Staff to feel the pinch of changes
Fairhaven clients won’t see difference
WARREN — People who work in the sheltered workshops operating under the Trumbull County Board of Developmental Disabilities won’t see many changes once the non-profit transitions into a certified provider, but the county employees who supervise and do other work will, the board’s director said Wednesday.
Because the employees work for the county under the board, their pay has been supplemented, said Ed Stark, executive director of the board at a Wednesday meeting of the Trumbull County commissioners.
“The difference between the non-profit and the county board is we can supplement what we receive from Medicaid to pay for services. So our costs are actually higher than what we receive from the Medicaid waiver rate,” Stark said.
But when the non-profit finishes becoming certified, and take over the workshops, the employees’ pay won’t be supplemented anymore, Stark said.
“The non-profit has to survive within the rate. They can’t supplement… and I can’t supplement the Medicaid rate to the non-profit. They have to work within that rate. So they will not be able to pay employees what the county board will be able to,” Stark said.
The change won’t affect people with developmental disabilities that work in the sheltered workshops, Stark said.
“The individuals who are receiving services will remain there and will get the same rate of pay and do the same jobs they are currently working on,” Stark said.
Though the county employees will be be invited to stay on, there is a chance there will be new faces in the workshops, Stark said.
George Paros, Fairhaven Industries chief executive officer, said details like employee pay have not been finalized.
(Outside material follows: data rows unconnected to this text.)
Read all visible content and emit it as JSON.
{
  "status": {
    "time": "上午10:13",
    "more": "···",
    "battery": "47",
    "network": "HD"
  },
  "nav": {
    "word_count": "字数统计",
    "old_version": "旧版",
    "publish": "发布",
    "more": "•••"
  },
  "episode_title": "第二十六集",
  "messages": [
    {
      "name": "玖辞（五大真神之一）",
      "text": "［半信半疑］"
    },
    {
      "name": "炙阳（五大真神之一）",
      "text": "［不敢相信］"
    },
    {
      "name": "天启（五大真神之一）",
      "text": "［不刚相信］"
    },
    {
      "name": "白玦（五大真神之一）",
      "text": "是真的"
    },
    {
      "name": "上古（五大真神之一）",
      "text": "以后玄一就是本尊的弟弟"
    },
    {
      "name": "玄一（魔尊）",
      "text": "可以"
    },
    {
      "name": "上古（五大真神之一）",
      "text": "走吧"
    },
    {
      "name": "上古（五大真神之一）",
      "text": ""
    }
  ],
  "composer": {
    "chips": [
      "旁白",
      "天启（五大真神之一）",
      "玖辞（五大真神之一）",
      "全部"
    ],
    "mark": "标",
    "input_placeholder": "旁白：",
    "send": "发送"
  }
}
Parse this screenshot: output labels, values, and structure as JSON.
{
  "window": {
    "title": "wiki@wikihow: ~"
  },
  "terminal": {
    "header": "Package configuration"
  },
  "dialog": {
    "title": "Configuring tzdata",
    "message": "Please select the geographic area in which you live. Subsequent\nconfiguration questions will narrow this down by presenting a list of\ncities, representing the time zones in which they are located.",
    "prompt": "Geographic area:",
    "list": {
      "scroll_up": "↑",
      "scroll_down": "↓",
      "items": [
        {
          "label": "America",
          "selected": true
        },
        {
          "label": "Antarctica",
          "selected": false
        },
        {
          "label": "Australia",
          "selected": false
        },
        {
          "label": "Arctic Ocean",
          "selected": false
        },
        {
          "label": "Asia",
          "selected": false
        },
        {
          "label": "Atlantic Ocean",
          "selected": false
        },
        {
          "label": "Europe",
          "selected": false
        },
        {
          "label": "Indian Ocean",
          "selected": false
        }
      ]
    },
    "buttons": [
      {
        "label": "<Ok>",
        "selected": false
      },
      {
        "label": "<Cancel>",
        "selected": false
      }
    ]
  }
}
The non-profit is in the final stages of getting certified. After certification, the non-profit will start providing services that take less staff and money to operate while clients transition over from the board, Paros said.
Before the workshops transition, Fairhaven Industries needs to work out a lease agreement for the county buildings the workshops are hosted in, so the people with developmental disabilities don’t have too many changes, Paros said.
Stark can sublet the buildings to Paros without permission from the commissioners, but he said he wants to get their blessing for the plan.
Paros said nothing is for sure, but one ideal solution is if the board could lease the buildings to the non-profit on a sliding scale. It takes time to line up the clients and start getting Medicaid reimbursements, so the non-profit might pay cheap rent the first year, more the the next year, and eventually arrive at a fair market price, Paros said.
There are providers in the area offering sheltered workshops, recreational and social programs, and the board is working to attract more to the area, Stark said. Clients can also be connected to work in the community.
Commissioner Frank Fuda said keeping up the quality of the Fairhaven programs is important to everyone in the community who has recognized its success.
As the changes occur, the focus should be on the clients, and maintaining the high quality of service the board has provided for them and their families in the past, Fuda said.
“It is all about the clients, as far as we are concerned. We don’t care which company does it, how much money they make, we’re concerned about the clients,” Fuda said.
The changes are the result of federal and state mandates requiring boards that pay for and provide services to clients to stop by 2024 to eliminate a conflict of interest. The board will continue to pay other providers for the services people with Medicaid waivers use in the community. The Fairhaven School is not affected by the changes.